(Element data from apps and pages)
•••
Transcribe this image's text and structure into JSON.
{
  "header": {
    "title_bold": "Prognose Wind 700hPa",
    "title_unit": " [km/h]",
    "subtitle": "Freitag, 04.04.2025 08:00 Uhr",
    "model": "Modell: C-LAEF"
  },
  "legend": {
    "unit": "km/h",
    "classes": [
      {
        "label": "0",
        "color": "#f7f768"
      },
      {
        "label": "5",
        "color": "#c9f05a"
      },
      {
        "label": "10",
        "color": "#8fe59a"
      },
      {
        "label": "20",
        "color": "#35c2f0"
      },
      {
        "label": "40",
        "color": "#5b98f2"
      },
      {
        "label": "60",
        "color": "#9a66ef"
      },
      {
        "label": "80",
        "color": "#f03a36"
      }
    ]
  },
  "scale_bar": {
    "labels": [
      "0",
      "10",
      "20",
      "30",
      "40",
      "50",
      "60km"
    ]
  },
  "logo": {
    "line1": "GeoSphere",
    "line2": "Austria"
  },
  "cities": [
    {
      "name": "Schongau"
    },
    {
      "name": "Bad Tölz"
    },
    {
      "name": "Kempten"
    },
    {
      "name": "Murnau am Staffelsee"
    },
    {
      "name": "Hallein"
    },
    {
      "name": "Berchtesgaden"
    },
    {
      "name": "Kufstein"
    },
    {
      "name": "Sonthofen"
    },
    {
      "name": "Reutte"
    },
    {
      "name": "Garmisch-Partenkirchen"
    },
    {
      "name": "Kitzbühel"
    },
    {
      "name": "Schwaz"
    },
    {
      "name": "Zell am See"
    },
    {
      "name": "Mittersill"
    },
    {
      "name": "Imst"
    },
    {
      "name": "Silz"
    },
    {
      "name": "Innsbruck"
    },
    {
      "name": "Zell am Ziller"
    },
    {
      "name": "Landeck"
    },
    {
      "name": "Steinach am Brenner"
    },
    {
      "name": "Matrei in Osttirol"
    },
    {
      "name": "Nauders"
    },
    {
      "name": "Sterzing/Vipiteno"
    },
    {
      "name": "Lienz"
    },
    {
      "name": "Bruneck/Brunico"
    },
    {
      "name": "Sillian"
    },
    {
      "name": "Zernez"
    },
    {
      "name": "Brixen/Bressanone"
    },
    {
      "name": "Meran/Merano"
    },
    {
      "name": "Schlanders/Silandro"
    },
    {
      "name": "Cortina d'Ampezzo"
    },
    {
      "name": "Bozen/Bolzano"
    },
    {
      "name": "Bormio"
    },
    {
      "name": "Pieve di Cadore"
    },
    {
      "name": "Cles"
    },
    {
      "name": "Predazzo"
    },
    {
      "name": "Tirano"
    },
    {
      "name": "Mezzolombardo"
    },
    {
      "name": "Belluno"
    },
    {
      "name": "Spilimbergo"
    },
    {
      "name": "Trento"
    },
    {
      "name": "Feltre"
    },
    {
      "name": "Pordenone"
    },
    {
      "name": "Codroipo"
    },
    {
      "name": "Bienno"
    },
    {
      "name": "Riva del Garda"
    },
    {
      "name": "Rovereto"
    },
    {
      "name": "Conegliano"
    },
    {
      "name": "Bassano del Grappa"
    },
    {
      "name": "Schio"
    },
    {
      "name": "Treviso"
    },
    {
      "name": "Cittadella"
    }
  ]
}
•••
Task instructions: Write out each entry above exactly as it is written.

Output for this task:
Transcribe this image's text and structure into JSON.
{
  "header": {
    "title_bold": "Prognose Wind 700hPa",
    "title_unit": " [km/h]",
    "subtitle": "Freitag, 04.04.2025 08:00 Uhr",
    "model": "Modell: C-LAEF"
  },
  "legend": {
    "unit": "km/h",
    "classes": [
      {
        "label": "0",
        "color": "#f7f768"
      },
      {
        "label": "5",
        "color": "#c9f05a"
      },
      {
        "label": "10",
        "color": "#8fe59a"
      },
      {
        "label": "20",
        "color": "#35c2f0"
      },
      {
        "label": "40",
        "color": "#5b98f2"
      },
      {
        "label": "60",
        "color": "#9a66ef"
      },
      {
        "label": "80",
        "color": "#f03a36"
      }
    ]
  },
  "scale_bar": {
    "labels": [
      "0",
      "10",
      "20",
      "30",
      "40",
      "50",
      "60km"
    ]
  },
  "logo": {
    "line1": "GeoSphere",
    "line2": "Austria"
  },
  "cities": [
    {
      "name": "Schongau"
    },
    {
      "name": "Bad Tölz"
    },
    {
      "name": "Kempten"
    },
    {
      "name": "Murnau am Staffelsee"
    },
    {
      "name": "Hallein"
    },
    {
      "name": "Berchtesgaden"
    },
    {
      "name": "Kufstein"
    },
    {
      "name": "Sonthofen"
    },
    {
      "name": "Reutte"
    },
    {
      "name": "Garmisch-Partenkirchen"
    },
    {
      "name": "Kitzbühel"
    },
    {
      "name": "Schwaz"
    },
    {
      "name": "Zell am See"
    },
    {
      "name": "Mittersill"
    },
    {
      "name": "Imst"
    },
    {
      "name": "Silz"
    },
    {
      "name": "Innsbruck"
    },
    {
      "name": "Zell am Ziller"
    },
    {
      "name": "Landeck"
    },
    {
      "name": "Steinach am Brenner"
    },
    {
      "name": "Matrei in Osttirol"
    },
    {
      "name": "Nauders"
    },
    {
      "name": "Sterzing/Vipiteno"
    },
    {
      "name": "Lienz"
    },
    {
      "name": "Bruneck/Brunico"
    },
    {
      "name": "Sillian"
    },
    {
      "name": "Zernez"
    },
    {
      "name": "Brixen/Bressanone"
    },
    {
      "name": "Meran/Merano"
    },
    {
      "name": "Schlanders/Silandro"
    },
    {
      "name": "Cortina d'Ampezzo"
    },
    {
      "name": "Bozen/Bolzano"
    },
    {
      "name": "Bormio"
    },
    {
      "name": "Pieve di Cadore"
    },
    {
      "name": "Cles"
    },
    {
      "name": "Predazzo"
    },
    {
      "name": "Tirano"
    },
    {
      "name": "Mezzolombardo"
    },
    {
      "name": "Belluno"
    },
    {
      "name": "Spilimbergo"
    },
    {
      "name": "Trento"
    },
    {
      "name": "Feltre"
    },
    {
      "name": "Pordenone"
    },
    {
      "name": "Codroipo"
    },
    {
      "name": "Bienno"
    },
    {
      "name": "Riva del Garda"
    },
    {
      "name": "Rovereto"
    },
    {
      "name": "Conegliano"
    },
    {
      "name": "Bassano del Grappa"
    },
    {
      "name": "Schio"
    },
    {
      "name": "Treviso"
    },
    {
      "name": "Cittadella"
    }
  ]
}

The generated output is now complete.